» Problem to work on: Give back every entry below, unchanged.

» Record excerpts:
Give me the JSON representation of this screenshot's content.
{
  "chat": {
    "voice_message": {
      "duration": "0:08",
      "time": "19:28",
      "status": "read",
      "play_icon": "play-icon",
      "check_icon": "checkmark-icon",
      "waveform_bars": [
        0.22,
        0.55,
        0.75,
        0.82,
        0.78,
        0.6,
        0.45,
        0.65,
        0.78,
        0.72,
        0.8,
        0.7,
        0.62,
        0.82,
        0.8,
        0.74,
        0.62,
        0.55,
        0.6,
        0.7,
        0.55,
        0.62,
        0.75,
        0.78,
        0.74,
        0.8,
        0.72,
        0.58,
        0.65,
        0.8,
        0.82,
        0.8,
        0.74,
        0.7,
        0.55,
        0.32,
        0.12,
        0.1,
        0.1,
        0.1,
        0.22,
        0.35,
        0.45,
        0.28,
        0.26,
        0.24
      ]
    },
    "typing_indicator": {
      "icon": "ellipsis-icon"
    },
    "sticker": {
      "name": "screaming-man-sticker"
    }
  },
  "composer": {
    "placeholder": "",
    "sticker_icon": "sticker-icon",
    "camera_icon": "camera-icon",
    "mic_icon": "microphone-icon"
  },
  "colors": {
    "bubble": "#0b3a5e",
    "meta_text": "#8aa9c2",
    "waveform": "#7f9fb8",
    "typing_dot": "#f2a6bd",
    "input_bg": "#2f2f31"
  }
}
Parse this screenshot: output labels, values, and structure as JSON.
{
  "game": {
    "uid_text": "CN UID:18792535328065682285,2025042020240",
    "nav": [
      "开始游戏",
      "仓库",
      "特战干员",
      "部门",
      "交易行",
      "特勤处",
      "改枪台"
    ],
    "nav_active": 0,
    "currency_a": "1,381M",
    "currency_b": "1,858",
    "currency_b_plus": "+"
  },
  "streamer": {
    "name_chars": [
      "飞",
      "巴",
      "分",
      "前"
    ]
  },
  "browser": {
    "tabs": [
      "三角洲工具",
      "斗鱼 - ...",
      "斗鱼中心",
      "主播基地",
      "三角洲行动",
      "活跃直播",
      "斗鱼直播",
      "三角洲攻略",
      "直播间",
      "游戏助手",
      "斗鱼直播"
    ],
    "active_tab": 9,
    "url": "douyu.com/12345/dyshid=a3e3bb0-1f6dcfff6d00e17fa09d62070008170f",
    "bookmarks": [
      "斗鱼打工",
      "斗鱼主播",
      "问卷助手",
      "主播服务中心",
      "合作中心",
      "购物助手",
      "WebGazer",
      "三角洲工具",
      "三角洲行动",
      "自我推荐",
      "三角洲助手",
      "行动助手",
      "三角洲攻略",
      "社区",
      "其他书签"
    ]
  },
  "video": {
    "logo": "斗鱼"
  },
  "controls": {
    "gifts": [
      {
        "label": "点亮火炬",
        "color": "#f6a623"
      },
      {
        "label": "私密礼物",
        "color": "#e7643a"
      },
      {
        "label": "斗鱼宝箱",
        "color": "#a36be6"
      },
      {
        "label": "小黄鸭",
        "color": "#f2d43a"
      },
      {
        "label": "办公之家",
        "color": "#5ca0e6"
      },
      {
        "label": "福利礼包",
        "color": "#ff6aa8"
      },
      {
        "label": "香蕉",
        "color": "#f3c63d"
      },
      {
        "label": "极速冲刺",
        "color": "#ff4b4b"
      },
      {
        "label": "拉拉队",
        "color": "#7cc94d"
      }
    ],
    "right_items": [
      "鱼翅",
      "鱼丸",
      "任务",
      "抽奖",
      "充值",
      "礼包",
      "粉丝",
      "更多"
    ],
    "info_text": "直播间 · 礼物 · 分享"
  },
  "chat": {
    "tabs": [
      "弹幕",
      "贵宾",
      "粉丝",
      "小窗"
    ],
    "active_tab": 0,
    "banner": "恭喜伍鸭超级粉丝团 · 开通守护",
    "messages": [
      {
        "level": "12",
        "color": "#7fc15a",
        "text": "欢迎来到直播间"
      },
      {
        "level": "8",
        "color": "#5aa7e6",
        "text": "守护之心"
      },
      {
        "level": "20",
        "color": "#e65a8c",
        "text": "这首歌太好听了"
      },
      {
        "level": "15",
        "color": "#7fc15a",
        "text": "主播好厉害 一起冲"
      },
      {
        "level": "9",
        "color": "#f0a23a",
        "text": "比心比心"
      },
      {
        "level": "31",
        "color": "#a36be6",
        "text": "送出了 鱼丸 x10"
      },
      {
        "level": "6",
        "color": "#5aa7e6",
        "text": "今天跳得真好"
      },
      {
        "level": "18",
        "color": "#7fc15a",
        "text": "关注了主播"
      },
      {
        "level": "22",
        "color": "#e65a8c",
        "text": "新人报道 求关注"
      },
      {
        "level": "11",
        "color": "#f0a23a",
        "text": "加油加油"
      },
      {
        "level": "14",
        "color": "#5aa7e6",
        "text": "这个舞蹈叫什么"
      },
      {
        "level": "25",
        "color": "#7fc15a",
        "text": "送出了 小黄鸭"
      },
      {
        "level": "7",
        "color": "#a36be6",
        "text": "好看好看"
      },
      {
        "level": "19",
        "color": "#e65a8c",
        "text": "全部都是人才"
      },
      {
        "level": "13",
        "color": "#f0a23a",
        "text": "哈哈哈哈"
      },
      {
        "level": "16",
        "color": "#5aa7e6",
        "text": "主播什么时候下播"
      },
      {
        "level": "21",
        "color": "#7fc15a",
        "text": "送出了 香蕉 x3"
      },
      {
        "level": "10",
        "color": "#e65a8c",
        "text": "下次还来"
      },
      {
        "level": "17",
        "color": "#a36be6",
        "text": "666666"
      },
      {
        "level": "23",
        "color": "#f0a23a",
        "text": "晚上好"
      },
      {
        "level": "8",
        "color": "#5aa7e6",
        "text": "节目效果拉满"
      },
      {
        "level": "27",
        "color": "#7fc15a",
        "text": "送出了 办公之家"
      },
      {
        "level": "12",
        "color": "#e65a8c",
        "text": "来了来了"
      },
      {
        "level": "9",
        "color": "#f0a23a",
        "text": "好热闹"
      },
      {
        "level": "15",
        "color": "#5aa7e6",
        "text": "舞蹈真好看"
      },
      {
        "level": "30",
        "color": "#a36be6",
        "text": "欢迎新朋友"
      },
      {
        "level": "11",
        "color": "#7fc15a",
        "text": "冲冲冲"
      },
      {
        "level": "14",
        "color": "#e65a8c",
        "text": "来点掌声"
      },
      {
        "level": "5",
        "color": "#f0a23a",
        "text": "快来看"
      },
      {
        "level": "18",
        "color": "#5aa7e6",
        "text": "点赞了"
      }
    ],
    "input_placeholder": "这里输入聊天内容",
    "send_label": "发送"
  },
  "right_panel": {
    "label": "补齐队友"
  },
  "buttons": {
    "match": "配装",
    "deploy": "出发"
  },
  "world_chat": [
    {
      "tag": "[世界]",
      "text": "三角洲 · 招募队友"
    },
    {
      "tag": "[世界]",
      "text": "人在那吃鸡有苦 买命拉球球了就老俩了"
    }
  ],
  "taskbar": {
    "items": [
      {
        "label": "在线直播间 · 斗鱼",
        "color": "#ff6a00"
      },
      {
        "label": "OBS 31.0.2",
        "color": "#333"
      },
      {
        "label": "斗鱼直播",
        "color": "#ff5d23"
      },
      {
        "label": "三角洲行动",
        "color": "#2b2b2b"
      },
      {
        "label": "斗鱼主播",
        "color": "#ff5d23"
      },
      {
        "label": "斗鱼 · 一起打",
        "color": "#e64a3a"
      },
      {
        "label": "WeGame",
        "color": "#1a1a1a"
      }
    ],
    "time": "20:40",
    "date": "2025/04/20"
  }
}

» Solution:
Give me the JSON representation of this screenshot's content.
{
  "chat": {
    "voice_message": {
      "duration": "0:08",
      "time": "19:28",
      "status": "read",
      "play_icon": "play-icon",
      "check_icon": "checkmark-icon",
      "waveform_bars": [
        0.22,
        0.55,
        0.75,
        0.82,
        0.78,
        0.6,
        0.45,
        0.65,
        0.78,
        0.72,
        0.8,
        0.7,
        0.62,
        0.82,
        0.8,
        0.74,
        0.62,
        0.55,
        0.6,
        0.7,
        0.55,
        0.62,
        0.75,
        0.78,
        0.74,
        0.8,
        0.72,
        0.58,
        0.65,
        0.8,
        0.82,
        0.8,
        0.74,
        0.7,
        0.55,
        0.32,
        0.12,
        0.1,
        0.1,
        0.1,
        0.22,
        0.35,
        0.45,
        0.28,
        0.26,
        0.24
      ]
    },
    "typing_indicator": {
      "icon": "ellipsis-icon"
    },
    "sticker": {
      "name": "screaming-man-sticker"
    }
  },
  "composer": {
    "placeholder": "",
    "sticker_icon": "sticker-icon",
    "camera_icon": "camera-icon",
    "mic_icon": "microphone-icon"
  },
  "colors": {
    "bubble": "#0b3a5e",
    "meta_text": "#8aa9c2",
    "waveform": "#7f9fb8",
    "typing_dot": "#f2a6bd",
    "input_bg": "#2f2f31"
  }
}
Parse this screenshot: output labels, values, and structure as JSON.
{
  "game": {
    "uid_text": "CN UID:18792535328065682285,2025042020240",
    "nav": [
      "开始游戏",
      "仓库",
      "特战干员",
      "部门",
      "交易行",
      "特勤处",
      "改枪台"
    ],
    "nav_active": 0,
    "currency_a": "1,381M",
    "currency_b": "1,858",
    "currency_b_plus": "+"
  },
  "streamer": {
    "name_chars": [
      "飞",
      "巴",
      "分",
      "前"
    ]
  },
  "browser": {
    "tabs": [
      "三角洲工具",
      "斗鱼 - ...",
      "斗鱼中心",
      "主播基地",
      "三角洲行动",
      "活跃直播",
      "斗鱼直播",
      "三角洲攻略",
      "直播间",
      "游戏助手",
      "斗鱼直播"
    ],
    "active_tab": 9,
    "url": "douyu.com/12345/dyshid=a3e3bb0-1f6dcfff6d00e17fa09d62070008170f",
    "bookmarks": [
      "斗鱼打工",
      "斗鱼主播",
      "问卷助手",
      "主播服务中心",
      "合作中心",
      "购物助手",
      "WebGazer",
      "三角洲工具",
      "三角洲行动",
      "自我推荐",
      "三角洲助手",
      "行动助手",
      "三角洲攻略",
      "社区",
      "其他书签"
    ]
  },
  "video": {
    "logo": "斗鱼"
  },
  "controls": {
    "gifts": [
      {
        "label": "点亮火炬",
        "color": "#f6a623"
      },
      {
        "label": "私密礼物",
        "color": "#e7643a"
      },
      {
        "label": "斗鱼宝箱",
        "color": "#a36be6"
      },
      {
        "label": "小黄鸭",
        "color": "#f2d43a"
      },
      {
        "label": "办公之家",
        "color": "#5ca0e6"
      },
      {
        "label": "福利礼包",
        "color": "#ff6aa8"
      },
      {
        "label": "香蕉",
        "color": "#f3c63d"
      },
      {
        "label": "极速冲刺",
        "color": "#ff4b4b"
      },
      {
        "label": "拉拉队",
        "color": "#7cc94d"
      }
    ],
    "right_items": [
      "鱼翅",
      "鱼丸",
      "任务",
      "抽奖",
      "充值",
      "礼包",
      "粉丝",
      "更多"
    ],
    "info_text": "直播间 · 礼物 · 分享"
  },
  "chat": {
    "tabs": [
      "弹幕",
      "贵宾",
      "粉丝",
      "小窗"
    ],
    "active_tab": 0,
    "banner": "恭喜伍鸭超级粉丝团 · 开通守护",
    "messages": [
      {
        "level": "12",
        "color": "#7fc15a",
        "text": "欢迎来到直播间"
      },
      {
        "level": "8",
        "color": "#5aa7e6",
        "text": "守护之心"
      },
      {
        "level": "20",
        "color": "#e65a8c",
        "text": "这首歌太好听了"
      },
      {
        "level": "15",
        "color": "#7fc15a",
        "text": "主播好厉害 一起冲"
      },
      {
        "level": "9",
        "color": "#f0a23a",
        "text": "比心比心"
      },
      {
        "level": "31",
        "color": "#a36be6",
        "text": "送出了 鱼丸 x10"
      },
      {
        "level": "6",
        "color": "#5aa7e6",
        "text": "今天跳得真好"
      },
      {
        "level": "18",
        "color": "#7fc15a",
        "text": "关注了主播"
      },
      {
        "level": "22",
        "color": "#e65a8c",
        "text": "新人报道 求关注"
      },
      {
        "level": "11",
        "color": "#f0a23a",
        "text": "加油加油"
      },
      {
        "level": "14",
        "color": "#5aa7e6",
        "text": "这个舞蹈叫什么"
      },
      {
        "level": "25",
        "color": "#7fc15a",
        "text": "送出了 小黄鸭"
      },
      {
        "level": "7",
        "color": "#a36be6",
        "text": "好看好看"
      },
      {
        "level": "19",
        "color": "#e65a8c",
        "text": "全部都是人才"
      },
      {
        "level": "13",
        "color": "#f0a23a",
        "text": "哈哈哈哈"
      },
      {
        "level": "16",
        "color": "#5aa7e6",
        "text": "主播什么时候下播"
      },
      {
        "level": "21",
        "color": "#7fc15a",
        "text": "送出了 香蕉 x3"
      },
      {
        "level": "10",
        "color": "#e65a8c",
        "text": "下次还来"
      },
      {
        "level": "17",
        "color": "#a36be6",
        "text": "666666"
      },
      {
        "level": "23",
        "color": "#f0a23a",
        "text": "晚上好"
      },
      {
        "level": "8",
        "color": "#5aa7e6",
        "text": "节目效果拉满"
      },
      {
        "level": "27",
        "color": "#7fc15a",
        "text": "送出了 办公之家"
      },
      {
        "level": "12",
        "color": "#e65a8c",
        "text": "来了来了"
      },
      {
        "level": "9",
        "color": "#f0a23a",
        "text": "好热闹"
      },
      {
        "level": "15",
        "color": "#5aa7e6",
        "text": "舞蹈真好看"
      },
      {
        "level": "30",
        "color": "#a36be6",
        "text": "欢迎新朋友"
      },
      {
        "level": "11",
        "color": "#7fc15a",
        "text": "冲冲冲"
      },
      {
        "level": "14",
        "color": "#e65a8c",
        "text": "来点掌声"
      },
      {
        "level": "5",
        "color": "#f0a23a",
        "text": "快来看"
      },
      {
        "level": "18",
        "color": "#5aa7e6",
        "text": "点赞了"
      }
    ],
    "input_placeholder": "这里输入聊天内容",
    "send_label": "发送"
  },
  "right_panel": {
    "label": "补齐队友"
  },
  "buttons": {
    "match": "配装",
    "deploy": "出发"
  },
  "world_chat": [
    {
      "tag": "[世界]",
      "text": "三角洲 · 招募队友"
    },
    {
      "tag": "[世界]",
      "text": "人在那吃鸡有苦 买命拉球球了就老俩了"
    }
  ],
  "taskbar": {
    "items": [
      {
        "label": "在线直播间 · 斗鱼",
        "color": "#ff6a00"
      },
      {
        "label": "OBS 31.0.2",
        "color": "#333"
      },
      {
        "label": "斗鱼直播",
        "color": "#ff5d23"
      },
      {
        "label": "三角洲行动",
        "color": "#2b2b2b"
      },
      {
        "label": "斗鱼主播",
        "color": "#ff5d23"
      },
      {
        "label": "斗鱼 · 一起打",
        "color": "#e64a3a"
      },
      {
        "label": "WeGame",
        "color": "#1a1a1a"
      }
    ],
    "time": "20:40",
    "date": "2025/04/20"
  }
}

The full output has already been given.